It calls itself a gamebook, but if you expected an epic 613-page adventure with orcs, dwarves, dragons, knights, a dynamic moral compass and 37 possible conclusions to the story based on the 2958 choices you were asked to make throughout the saga, go to an adult bookshop instead. This book is meant for kids, and its structure is correspondingly simple. The choices to be made in each chapter are between a water-saving habit and a water-wasting one. Select the water-saving habit and you will be directed to the next chapter; opting for the water-wasting one results in you seeing an “Error 404” message, along with a short explanation of the desired water-saving habit. After making amends for your mistake, you are redirected back to the original central spine of the story, which then continues as if you had never made the blunder in the first place.
Obviously, this is a good approach to adopt for an educational gamebook for children. An overly convoluted storyline will confuse the young ones and the lessons will be lost. But with such a straightforward method of execution, will the book struggle to hold the notoriously fickle attention span of the kids?
Not to worry! The book contains plenty of interesting diversions to keep fidgety youngsters engaged. A generous sprinkling of puzzles, mazes, and word searches gives the book some interactivity and longevity… and being the glutton that I am, I was thrilled to come across four delicious-looking milkshake recipes too! What a great addition to the book this is – parents and children can bond over a glass of milkshake that they made together, with help from Water Wally.

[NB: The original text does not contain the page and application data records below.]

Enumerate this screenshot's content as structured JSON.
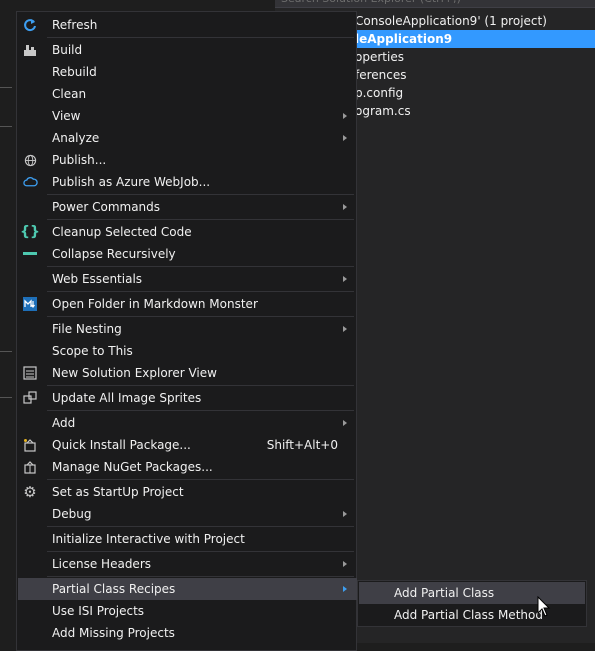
{
  "solution_explorer": {
    "search_placeholder": "Search Solution Explorer (Ctrl+;)",
    "items": [
      {
        "label": "ConsoleApplication9' (1 project)",
        "selected": false
      },
      {
        "label": "leApplication9",
        "selected": true
      },
      {
        "label": "operties",
        "selected": false
      },
      {
        "label": "ferences",
        "selected": false
      },
      {
        "label": "p.config",
        "selected": false
      },
      {
        "label": "ogram.cs",
        "selected": false
      }
    ]
  },
  "context_menu": {
    "items": [
      {
        "label": "Refresh",
        "icon": "refresh-icon"
      },
      {
        "label": "Build",
        "icon": "build-icon"
      },
      {
        "label": "Rebuild"
      },
      {
        "label": "Clean"
      },
      {
        "label": "View",
        "submenu": true
      },
      {
        "label": "Analyze",
        "submenu": true
      },
      {
        "label": "Publish...",
        "icon": "globe-icon"
      },
      {
        "label": "Publish as Azure WebJob...",
        "icon": "cloud-icon"
      },
      {
        "label": "Power Commands",
        "submenu": true
      },
      {
        "label": "Cleanup Selected Code",
        "icon": "braces-icon"
      },
      {
        "label": "Collapse Recursively",
        "icon": "collapse-icon"
      },
      {
        "label": "Web Essentials",
        "submenu": true
      },
      {
        "label": "Open Folder in Markdown Monster",
        "icon": "markdown-icon"
      },
      {
        "label": "File Nesting",
        "submenu": true
      },
      {
        "label": "Scope to This"
      },
      {
        "label": "New Solution Explorer View",
        "icon": "new-view-icon"
      },
      {
        "label": "Update All Image Sprites",
        "icon": "sprites-icon"
      },
      {
        "label": "Add",
        "submenu": true
      },
      {
        "label": "Quick Install Package...",
        "icon": "package-icon",
        "shortcut": "Shift+Alt+0"
      },
      {
        "label": "Manage NuGet Packages...",
        "icon": "nuget-icon"
      },
      {
        "label": "Set as StartUp Project",
        "icon": "gear-icon"
      },
      {
        "label": "Debug",
        "submenu": true
      },
      {
        "label": "Initialize Interactive with Project"
      },
      {
        "label": "License Headers",
        "submenu": true
      },
      {
        "label": "Partial Class Recipes",
        "submenu": true,
        "highlighted": true
      },
      {
        "label": "Use ISI Projects"
      },
      {
        "label": "Add Missing Projects"
      }
    ]
  },
  "submenu": {
    "items": [
      {
        "label": "Add Partial Class",
        "highlighted": true
      },
      {
        "label": "Add Partial Class Method"
      }
    ]
  },
  "colors": {
    "menu_bg": "#1b1b1c",
    "highlight": "#3f3f46",
    "selection": "#3399ff",
    "accent_icon": "#4ec9b0"
  }
}
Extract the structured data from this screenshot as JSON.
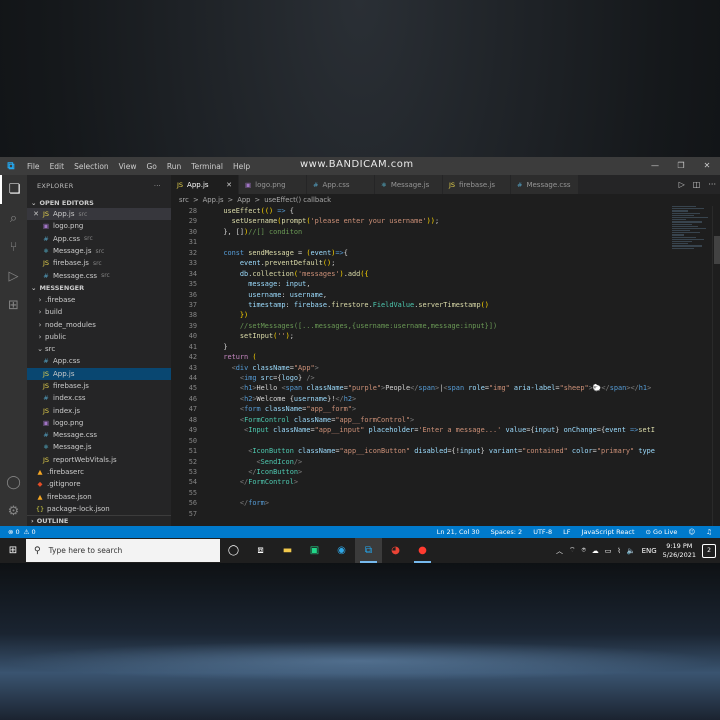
{
  "titlebar": {
    "menu": [
      "File",
      "Edit",
      "Selection",
      "View",
      "Go",
      "Run",
      "Terminal",
      "Help"
    ],
    "watermark": "www.BANDICAM.com"
  },
  "sidebar": {
    "title": "EXPLORER",
    "open_editors_label": "OPEN EDITORS",
    "open_editors": [
      {
        "name": "App.js",
        "sub": "src",
        "icon": "js",
        "close": "✕"
      },
      {
        "name": "logo.png",
        "sub": "",
        "icon": "img",
        "close": ""
      },
      {
        "name": "App.css",
        "sub": "src",
        "icon": "css",
        "close": ""
      },
      {
        "name": "Message.js",
        "sub": "src",
        "icon": "react",
        "close": ""
      },
      {
        "name": "firebase.js",
        "sub": "src",
        "icon": "js",
        "close": ""
      },
      {
        "name": "Message.css",
        "sub": "src",
        "icon": "css",
        "close": ""
      }
    ],
    "project_label": "MESSENGER",
    "tree": [
      {
        "name": ".firebase",
        "type": "folder"
      },
      {
        "name": "build",
        "type": "folder"
      },
      {
        "name": "node_modules",
        "type": "folder"
      },
      {
        "name": "public",
        "type": "folder"
      },
      {
        "name": "src",
        "type": "folder-open"
      },
      {
        "name": "App.css",
        "type": "css"
      },
      {
        "name": "App.js",
        "type": "js"
      },
      {
        "name": "firebase.js",
        "type": "js"
      },
      {
        "name": "index.css",
        "type": "css"
      },
      {
        "name": "index.js",
        "type": "js"
      },
      {
        "name": "logo.png",
        "type": "img"
      },
      {
        "name": "Message.css",
        "type": "css"
      },
      {
        "name": "Message.js",
        "type": "react"
      },
      {
        "name": "reportWebVitals.js",
        "type": "js"
      },
      {
        "name": ".firebaserc",
        "type": "fire"
      },
      {
        "name": ".gitignore",
        "type": "git"
      },
      {
        "name": "firebase.json",
        "type": "fire"
      },
      {
        "name": "package-lock.json",
        "type": "json"
      }
    ],
    "outline_label": "OUTLINE"
  },
  "tabs": [
    {
      "name": "App.js",
      "icon": "js"
    },
    {
      "name": "logo.png",
      "icon": "img"
    },
    {
      "name": "App.css",
      "icon": "css"
    },
    {
      "name": "Message.js",
      "icon": "react"
    },
    {
      "name": "firebase.js",
      "icon": "js"
    },
    {
      "name": "Message.css",
      "icon": "css"
    }
  ],
  "breadcrumb": [
    "src",
    ">",
    "App.js",
    ">",
    "App",
    ">",
    "useEffect() callback"
  ],
  "code_lines": [
    {
      "n": "28",
      "t": [
        [
          "",
          "  "
        ],
        [
          "fn",
          "useEffect"
        ],
        [
          "brk",
          "("
        ],
        [
          "brk",
          "()"
        ],
        [
          "kw",
          " =>"
        ],
        [
          "txt-w",
          " {"
        ]
      ]
    },
    {
      "n": "29",
      "t": [
        [
          "",
          "    "
        ],
        [
          "fn",
          "setUsername"
        ],
        [
          "brk",
          "("
        ],
        [
          "fn",
          "prompt"
        ],
        [
          "brk",
          "("
        ],
        [
          "str",
          "'please enter your username'"
        ],
        [
          "brk",
          "))"
        ],
        [
          "txt-w",
          ";"
        ]
      ]
    },
    {
      "n": "30",
      "t": [
        [
          "",
          "  "
        ],
        [
          "txt-w",
          "}, []"
        ],
        [
          "brk",
          ")"
        ],
        [
          "cmt",
          "//[] conditon"
        ]
      ]
    },
    {
      "n": "31",
      "t": [
        [
          "",
          ""
        ]
      ]
    },
    {
      "n": "32",
      "t": [
        [
          "",
          "  "
        ],
        [
          "kw",
          "const "
        ],
        [
          "fn",
          "sendMessage"
        ],
        [
          "txt-w",
          " = "
        ],
        [
          "brk",
          "("
        ],
        [
          "var",
          "event"
        ],
        [
          "brk",
          ")"
        ],
        [
          "kw",
          "=>"
        ],
        [
          "txt-w",
          "{"
        ]
      ]
    },
    {
      "n": "33",
      "t": [
        [
          "",
          "      "
        ],
        [
          "var",
          "event"
        ],
        [
          "txt-w",
          "."
        ],
        [
          "fn",
          "preventDefault"
        ],
        [
          "brk",
          "()"
        ],
        [
          "txt-w",
          ";"
        ]
      ]
    },
    {
      "n": "34",
      "t": [
        [
          "",
          "      "
        ],
        [
          "var",
          "db"
        ],
        [
          "txt-w",
          "."
        ],
        [
          "fn",
          "collection"
        ],
        [
          "brk",
          "("
        ],
        [
          "str",
          "'messages'"
        ],
        [
          "brk",
          ")"
        ],
        [
          "txt-w",
          "."
        ],
        [
          "fn",
          "add"
        ],
        [
          "brk",
          "({"
        ]
      ]
    },
    {
      "n": "35",
      "t": [
        [
          "",
          "        "
        ],
        [
          "var",
          "message"
        ],
        [
          "txt-w",
          ": "
        ],
        [
          "var",
          "input"
        ],
        [
          "txt-w",
          ","
        ]
      ]
    },
    {
      "n": "36",
      "t": [
        [
          "",
          "        "
        ],
        [
          "var",
          "username"
        ],
        [
          "txt-w",
          ": "
        ],
        [
          "var",
          "username"
        ],
        [
          "txt-w",
          ","
        ]
      ]
    },
    {
      "n": "37",
      "t": [
        [
          "",
          "        "
        ],
        [
          "var",
          "timestamp"
        ],
        [
          "txt-w",
          ": "
        ],
        [
          "var",
          "firebase"
        ],
        [
          "txt-w",
          "."
        ],
        [
          "fn",
          "firestore"
        ],
        [
          "txt-w",
          "."
        ],
        [
          "comp",
          "FieldValue"
        ],
        [
          "txt-w",
          "."
        ],
        [
          "fn",
          "serverTimestamp"
        ],
        [
          "brk",
          "()"
        ]
      ]
    },
    {
      "n": "38",
      "t": [
        [
          "",
          "      "
        ],
        [
          "brk",
          "})"
        ]
      ]
    },
    {
      "n": "39",
      "t": [
        [
          "",
          "      "
        ],
        [
          "cmt",
          "//setMessages([...messages,{username:username,message:input}])"
        ]
      ]
    },
    {
      "n": "40",
      "t": [
        [
          "",
          "      "
        ],
        [
          "fn",
          "setInput"
        ],
        [
          "brk",
          "("
        ],
        [
          "str",
          "''"
        ],
        [
          "brk",
          ")"
        ],
        [
          "txt-w",
          ";"
        ]
      ]
    },
    {
      "n": "41",
      "t": [
        [
          "",
          "  "
        ],
        [
          "txt-w",
          "}"
        ]
      ]
    },
    {
      "n": "42",
      "t": [
        [
          "",
          "  "
        ],
        [
          "ctl",
          "return "
        ],
        [
          "brk",
          "("
        ]
      ]
    },
    {
      "n": "43",
      "t": [
        [
          "",
          "    "
        ],
        [
          "pun",
          "<"
        ],
        [
          "tag",
          "div "
        ],
        [
          "attr",
          "className"
        ],
        [
          "txt-w",
          "="
        ],
        [
          "str",
          "\"App\""
        ],
        [
          "pun",
          ">"
        ]
      ]
    },
    {
      "n": "44",
      "t": [
        [
          "",
          "      "
        ],
        [
          "pun",
          "<"
        ],
        [
          "tag",
          "img "
        ],
        [
          "attr",
          "src"
        ],
        [
          "txt-w",
          "={"
        ],
        [
          "var",
          "logo"
        ],
        [
          "txt-w",
          "} "
        ],
        [
          "pun",
          "/>"
        ]
      ]
    },
    {
      "n": "45",
      "t": [
        [
          "",
          "      "
        ],
        [
          "pun",
          "<"
        ],
        [
          "tag",
          "h1"
        ],
        [
          "pun",
          ">"
        ],
        [
          "txt-w",
          "Hello "
        ],
        [
          "pun",
          "<"
        ],
        [
          "tag",
          "span "
        ],
        [
          "attr",
          "className"
        ],
        [
          "txt-w",
          "="
        ],
        [
          "str",
          "\"purple\""
        ],
        [
          "pun",
          ">"
        ],
        [
          "txt-w",
          "People"
        ],
        [
          "pun",
          "</"
        ],
        [
          "tag",
          "span"
        ],
        [
          "pun",
          ">"
        ],
        [
          "txt-w",
          "|"
        ],
        [
          "pun",
          "<"
        ],
        [
          "tag",
          "span "
        ],
        [
          "attr",
          "role"
        ],
        [
          "txt-w",
          "="
        ],
        [
          "str",
          "\"img\" "
        ],
        [
          "attr",
          "aria-label"
        ],
        [
          "txt-w",
          "="
        ],
        [
          "str",
          "\"sheep\""
        ],
        [
          "pun",
          ">"
        ],
        [
          "txt-w",
          "🐑"
        ],
        [
          "pun",
          "</"
        ],
        [
          "tag",
          "span"
        ],
        [
          "pun",
          ">"
        ],
        [
          "pun",
          "</"
        ],
        [
          "tag",
          "h1"
        ],
        [
          "pun",
          ">"
        ]
      ]
    },
    {
      "n": "46",
      "t": [
        [
          "",
          "      "
        ],
        [
          "pun",
          "<"
        ],
        [
          "tag",
          "h2"
        ],
        [
          "pun",
          ">"
        ],
        [
          "txt-w",
          "Welcome {"
        ],
        [
          "var",
          "username"
        ],
        [
          "txt-w",
          "}!"
        ],
        [
          "pun",
          "</"
        ],
        [
          "tag",
          "h2"
        ],
        [
          "pun",
          ">"
        ]
      ]
    },
    {
      "n": "47",
      "t": [
        [
          "",
          "      "
        ],
        [
          "pun",
          "<"
        ],
        [
          "tag",
          "form "
        ],
        [
          "attr",
          "className"
        ],
        [
          "txt-w",
          "="
        ],
        [
          "str",
          "\"app__form\""
        ],
        [
          "pun",
          ">"
        ]
      ]
    },
    {
      "n": "48",
      "t": [
        [
          "",
          "      "
        ],
        [
          "pun",
          "<"
        ],
        [
          "comp",
          "FormControl "
        ],
        [
          "attr",
          "className"
        ],
        [
          "txt-w",
          "="
        ],
        [
          "str",
          "\"app__formControl\""
        ],
        [
          "pun",
          ">"
        ]
      ]
    },
    {
      "n": "49",
      "t": [
        [
          "",
          "       "
        ],
        [
          "pun",
          "<"
        ],
        [
          "comp",
          "Input "
        ],
        [
          "attr",
          "className"
        ],
        [
          "txt-w",
          "="
        ],
        [
          "str",
          "\"app__input\" "
        ],
        [
          "attr",
          "placeholder"
        ],
        [
          "txt-w",
          "="
        ],
        [
          "str",
          "'Enter a message...' "
        ],
        [
          "attr",
          "value"
        ],
        [
          "txt-w",
          "={"
        ],
        [
          "var",
          "input"
        ],
        [
          "txt-w",
          "} "
        ],
        [
          "attr",
          "onChange"
        ],
        [
          "txt-w",
          "={"
        ],
        [
          "var",
          "event"
        ],
        [
          "kw",
          " =>"
        ],
        [
          "fn",
          "setI"
        ]
      ]
    },
    {
      "n": "50",
      "t": [
        [
          "",
          ""
        ]
      ]
    },
    {
      "n": "51",
      "t": [
        [
          "",
          "        "
        ],
        [
          "pun",
          "<"
        ],
        [
          "comp",
          "IconButton "
        ],
        [
          "attr",
          "className"
        ],
        [
          "txt-w",
          "="
        ],
        [
          "str",
          "\"app__iconButton\" "
        ],
        [
          "attr",
          "disabled"
        ],
        [
          "txt-w",
          "={"
        ],
        [
          "txt-w",
          "!"
        ],
        [
          "var",
          "input"
        ],
        [
          "txt-w",
          "} "
        ],
        [
          "attr",
          "variant"
        ],
        [
          "txt-w",
          "="
        ],
        [
          "str",
          "\"contained\" "
        ],
        [
          "attr",
          "color"
        ],
        [
          "txt-w",
          "="
        ],
        [
          "str",
          "\"primary\" "
        ],
        [
          "attr",
          "type"
        ]
      ]
    },
    {
      "n": "52",
      "t": [
        [
          "",
          "          "
        ],
        [
          "pun",
          "<"
        ],
        [
          "comp",
          "SendIcon"
        ],
        [
          "pun",
          "/>"
        ]
      ]
    },
    {
      "n": "53",
      "t": [
        [
          "",
          "        "
        ],
        [
          "pun",
          "</"
        ],
        [
          "comp",
          "IconButton"
        ],
        [
          "pun",
          ">"
        ]
      ]
    },
    {
      "n": "54",
      "t": [
        [
          "",
          "      "
        ],
        [
          "pun",
          "</"
        ],
        [
          "comp",
          "FormControl"
        ],
        [
          "pun",
          ">"
        ]
      ]
    },
    {
      "n": "55",
      "t": [
        [
          "",
          ""
        ]
      ]
    },
    {
      "n": "56",
      "t": [
        [
          "",
          "      "
        ],
        [
          "pun",
          "</"
        ],
        [
          "tag",
          "form"
        ],
        [
          "pun",
          ">"
        ]
      ]
    },
    {
      "n": "57",
      "t": [
        [
          "",
          ""
        ]
      ]
    }
  ],
  "statusbar": {
    "errors": "⊗ 0",
    "warnings": "⚠ 0",
    "position": "Ln 21, Col 30",
    "spaces": "Spaces: 2",
    "encoding": "UTF-8",
    "eol": "LF",
    "language": "JavaScript React",
    "golive": "⊙ Go Live"
  },
  "taskbar": {
    "search_placeholder": "Type here to search",
    "lang": "ENG",
    "time": "9:19 PM",
    "date": "5/26/2021",
    "notifications": "2"
  }
}
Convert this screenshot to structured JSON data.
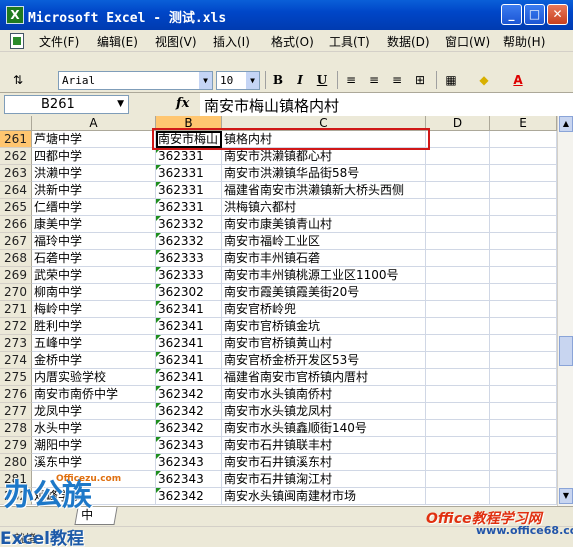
{
  "window": {
    "title": "Microsoft Excel - 测试.xls",
    "app_icon": "excel-icon",
    "minimize": "_",
    "maximize": "□",
    "close": "✕"
  },
  "menu": {
    "items": [
      "文件(F)",
      "编辑(E)",
      "视图(V)",
      "插入(I)",
      "格式(O)",
      "工具(T)",
      "数据(D)",
      "窗口(W)",
      "帮助(H)"
    ],
    "mdi_controls": [
      "_",
      "⧉",
      "✕"
    ]
  },
  "toolbar": {
    "font_name": "Arial",
    "font_size": "10",
    "bold": "B",
    "italic": "I",
    "underline": "U",
    "fill_label": "A"
  },
  "formula_bar": {
    "name_box": "B261",
    "fx": "fx",
    "content": "南安市梅山镇格内村"
  },
  "sheet": {
    "columns": [
      "A",
      "B",
      "C",
      "D",
      "E"
    ],
    "selected_column": "B",
    "selected_row": "261",
    "rows": [
      {
        "num": "261",
        "a": "芦塘中学",
        "b": "南安市梅山",
        "c": "镇格内村"
      },
      {
        "num": "262",
        "a": "四都中学",
        "b": "362331",
        "c": "南安市洪濑镇都心村"
      },
      {
        "num": "263",
        "a": "洪濑中学",
        "b": "362331",
        "c": "南安市洪濑镇华品街58号"
      },
      {
        "num": "264",
        "a": "洪新中学",
        "b": "362331",
        "c": "福建省南安市洪濑镇新大桥头西侧"
      },
      {
        "num": "265",
        "a": "仁缙中学",
        "b": "362331",
        "c": "洪梅镇六都村"
      },
      {
        "num": "266",
        "a": "康美中学",
        "b": "362332",
        "c": "南安市康美镇青山村"
      },
      {
        "num": "267",
        "a": "福玲中学",
        "b": "362332",
        "c": "南安市福岭工业区"
      },
      {
        "num": "268",
        "a": "石砻中学",
        "b": "362333",
        "c": "南安市丰州镇石砻"
      },
      {
        "num": "269",
        "a": "武荣中学",
        "b": "362333",
        "c": "南安市丰州镇桃源工业区1100号"
      },
      {
        "num": "270",
        "a": "柳南中学",
        "b": "362302",
        "c": "南安市霞美镇霞美街20号"
      },
      {
        "num": "271",
        "a": "梅岭中学",
        "b": "362341",
        "c": "南安官桥岭兜"
      },
      {
        "num": "272",
        "a": "胜利中学",
        "b": "362341",
        "c": "南安市官桥镇金坑"
      },
      {
        "num": "273",
        "a": "五峰中学",
        "b": "362341",
        "c": "南安市官桥镇黄山村"
      },
      {
        "num": "274",
        "a": "金桥中学",
        "b": "362341",
        "c": "南安官桥金桥开发区53号"
      },
      {
        "num": "275",
        "a": "内厝实验学校",
        "b": "362341",
        "c": "福建省南安市官桥镇内厝村"
      },
      {
        "num": "276",
        "a": "南安市南侨中学",
        "b": "362342",
        "c": "南安市水头镇南侨村"
      },
      {
        "num": "277",
        "a": "龙凤中学",
        "b": "362342",
        "c": "南安市水头镇龙凤村"
      },
      {
        "num": "278",
        "a": "水头中学",
        "b": "362342",
        "c": "南安市水头镇鑫顺街140号"
      },
      {
        "num": "279",
        "a": "潮阳中学",
        "b": "362343",
        "c": "南安市石井镇联丰村"
      },
      {
        "num": "280",
        "a": "溪东中学",
        "b": "362343",
        "c": "南安市石井镇溪东村"
      },
      {
        "num": "281",
        "a": "",
        "b": "362343",
        "c": "南安市石井镇淗江村"
      },
      {
        "num": "282",
        "a": "观峰学校",
        "b": "362342",
        "c": "南安水头镇闽南建材市场"
      }
    ]
  },
  "sheet_tab": "中",
  "status": "就绪",
  "watermarks": {
    "left_big": "办公族",
    "left_url": "Officezu.com",
    "bottom": "Excel教程",
    "right": "Office教程学习网",
    "right_url": "www.office68.com"
  },
  "colors": {
    "titlebar": "#0046c8",
    "selected_header": "#ffc670",
    "highlight_box": "#d01818",
    "number_text_marker": "#1e8e1e"
  }
}
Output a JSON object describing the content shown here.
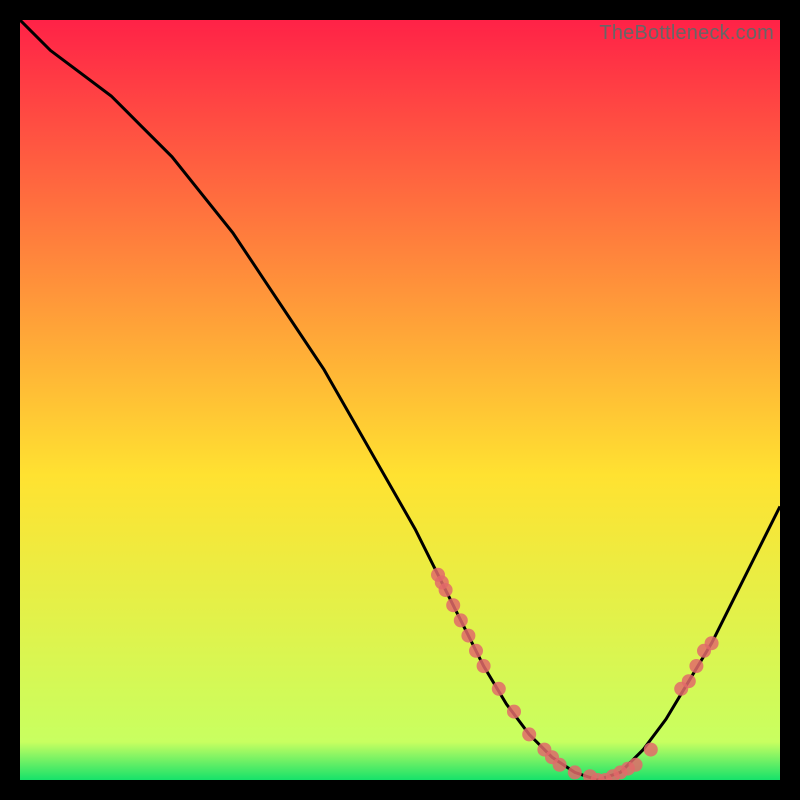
{
  "watermark": "TheBottleneck.com",
  "colors": {
    "bg": "#000000",
    "gradient_top": "#ff2247",
    "gradient_mid": "#ffe231",
    "gradient_bottom": "#16e26a",
    "curve": "#000000",
    "marker": "#e26a6a"
  },
  "chart_data": {
    "type": "line",
    "title": "",
    "xlabel": "",
    "ylabel": "",
    "xlim": [
      0,
      100
    ],
    "ylim": [
      0,
      100
    ],
    "curve": {
      "x": [
        0,
        4,
        8,
        12,
        16,
        20,
        24,
        28,
        32,
        36,
        40,
        44,
        48,
        52,
        55,
        58,
        61,
        64,
        67,
        70,
        73,
        76,
        79,
        82,
        85,
        88,
        91,
        94,
        97,
        100
      ],
      "y": [
        100,
        96,
        93,
        90,
        86,
        82,
        77,
        72,
        66,
        60,
        54,
        47,
        40,
        33,
        27,
        21,
        15,
        10,
        6,
        3,
        1,
        0,
        1,
        4,
        8,
        13,
        18,
        24,
        30,
        36
      ]
    },
    "markers": {
      "x": [
        55,
        55.5,
        56,
        57,
        58,
        59,
        60,
        61,
        63,
        65,
        67,
        69,
        70,
        71,
        73,
        75,
        76,
        77,
        78,
        79,
        80,
        81,
        83,
        87,
        88,
        89,
        90,
        91
      ],
      "y": [
        27,
        26,
        25,
        23,
        21,
        19,
        17,
        15,
        12,
        9,
        6,
        4,
        3,
        2,
        1,
        0.5,
        0,
        0,
        0.5,
        1,
        1.5,
        2,
        4,
        12,
        13,
        15,
        17,
        18
      ]
    }
  }
}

Below, you can see what one of the recipes looks like – this is my favourite flavour and I am definitely going to try this for myself!
Also scattered throughout the book are some facts about water, such as information about the Water Efficiency Labelling Scheme (WELS) and the breakdown of the water usage in a typical household. These are extra nuggets that contribute to the educational aspect of the book.
The last page of my copy of the book came festooned with the autograph of the creator herself, making it unique and holding great sentimental value. She may just be a PUB intern now, but perhaps one day she might become the Chief Executive Officer (CEO) of Ogilvy & Mather or something, and I would be in possession of something truly special. On the evidence of “A Day in the Life of Water Wally”, this eventuality is nowhere near impossible.
Pulling off “A Day in the Life of Water Wally” is an impressive feat, considering the fact that it was put together in a matter of weeks. It would be a tremendous waste to let the book go largely unnoticed. I hope it continues to be distributed at future PUB events, and copies should also be provided to the National Library Board (NLB) for loan to the public, similar to the full-court press that PUB conducted for their 2015 publication “A Water Wally Adventure: The Surprise Visitor”. If budget and time allow, it can even be adapted into an electronic game. This would really allow the interactive nature of the medium to shine through. Furthermore, the book already has lots of references to computers, with its tongue-in-cheek “Error 404” messages, the line “… page loading, please be patient …” resembling a loading screen, and numerous depictions of cursor arrow icons. Clearly, the format was designed to look like an online game, so why not turn that into reality?
The creativity that went into this work is plain to see, but innovation is only half the battle. Technical skill is required to bring a mere idea into the real world without mangling it beyond recognition, and in this respect, I am pleased to say that “A Day in the Life of Water Wally” has succeeded without question.
But nothing beats seeing it with your own eyes and judging it for yourself. Do look out for more announcements on when and where you can get your hands on a copy of “A Day in the Life of Water Wally”!
By Jonathan Tiong